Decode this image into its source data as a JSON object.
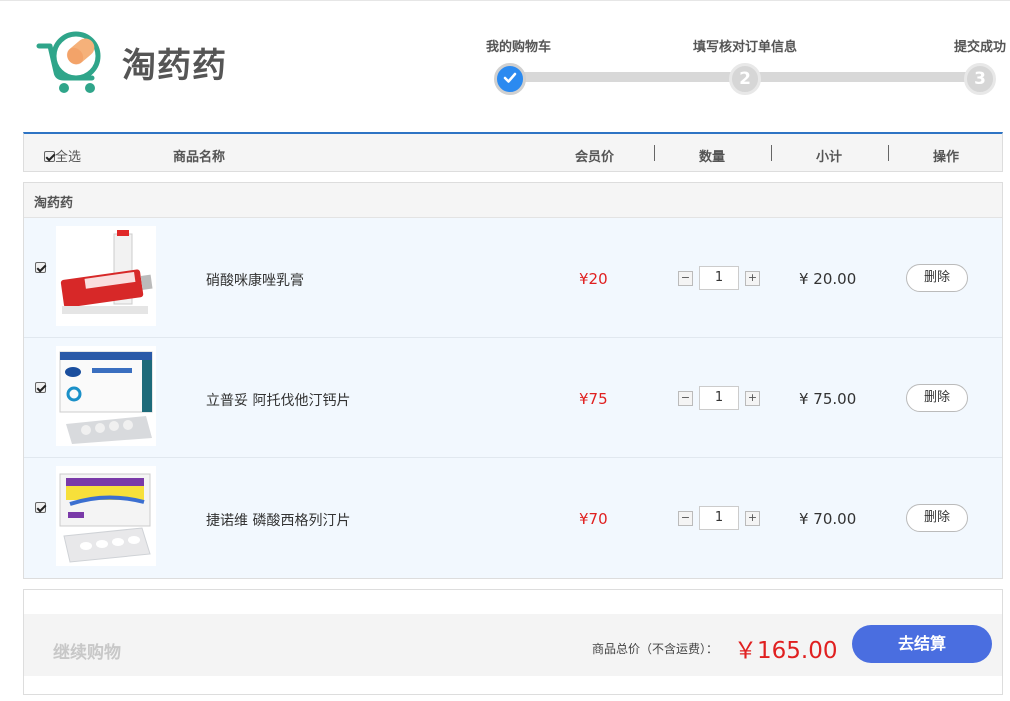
{
  "brand": {
    "name": "淘药药",
    "accent": "#2e74c4",
    "logo_green": "#2fa58a",
    "logo_orange": "#f5b17a"
  },
  "steps": [
    {
      "label": "我的购物车",
      "number": "",
      "state": "done"
    },
    {
      "label": "填写核对订单信息",
      "number": "2",
      "state": "pending"
    },
    {
      "label": "提交成功",
      "number": "3",
      "state": "pending"
    }
  ],
  "table_header": {
    "select_all": "全选",
    "name": "商品名称",
    "member_price": "会员价",
    "quantity": "数量",
    "subtotal": "小计",
    "action": "操作"
  },
  "store": {
    "name": "淘药药",
    "items": [
      {
        "name": "硝酸咪康唑乳膏",
        "price": "¥20",
        "qty": "1",
        "subtotal": "¥ 20.00",
        "delete": "删除",
        "checked": true
      },
      {
        "name": "立普妥  阿托伐他汀钙片",
        "price": "¥75",
        "qty": "1",
        "subtotal": "¥ 75.00",
        "delete": "删除",
        "checked": true
      },
      {
        "name": "捷诺维  磷酸西格列汀片",
        "price": "¥70",
        "qty": "1",
        "subtotal": "¥ 70.00",
        "delete": "删除",
        "checked": true
      }
    ]
  },
  "qty_controls": {
    "minus": "−",
    "plus": "+"
  },
  "footer": {
    "continue": "继续购物",
    "total_label": "商品总价（不含运费）：",
    "total": "￥165.00",
    "checkout": "去结算"
  }
}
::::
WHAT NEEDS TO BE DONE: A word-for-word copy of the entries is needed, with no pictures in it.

EXERCISE SOLUTION:
Decode this image into its source data as a JSON object.
{
  "brand": {
    "name": "淘药药",
    "accent": "#2e74c4",
    "logo_green": "#2fa58a",
    "logo_orange": "#f5b17a"
  },
  "steps": [
    {
      "label": "我的购物车",
      "number": "",
      "state": "done"
    },
    {
      "label": "填写核对订单信息",
      "number": "2",
      "state": "pending"
    },
    {
      "label": "提交成功",
      "number": "3",
      "state": "pending"
    }
  ],
  "table_header": {
    "select_all": "全选",
    "name": "商品名称",
    "member_price": "会员价",
    "quantity": "数量",
    "subtotal": "小计",
    "action": "操作"
  },
  "store": {
    "name": "淘药药",
    "items": [
      {
        "name": "硝酸咪康唑乳膏",
        "price": "¥20",
        "qty": "1",
        "subtotal": "¥ 20.00",
        "delete": "删除",
        "checked": true
      },
      {
        "name": "立普妥  阿托伐他汀钙片",
        "price": "¥75",
        "qty": "1",
        "subtotal": "¥ 75.00",
        "delete": "删除",
        "checked": true
      },
      {
        "name": "捷诺维  磷酸西格列汀片",
        "price": "¥70",
        "qty": "1",
        "subtotal": "¥ 70.00",
        "delete": "删除",
        "checked": true
      }
    ]
  },
  "qty_controls": {
    "minus": "−",
    "plus": "+"
  },
  "footer": {
    "continue": "继续购物",
    "total_label": "商品总价（不含运费）：",
    "total": "￥165.00",
    "checkout": "去结算"
  }
}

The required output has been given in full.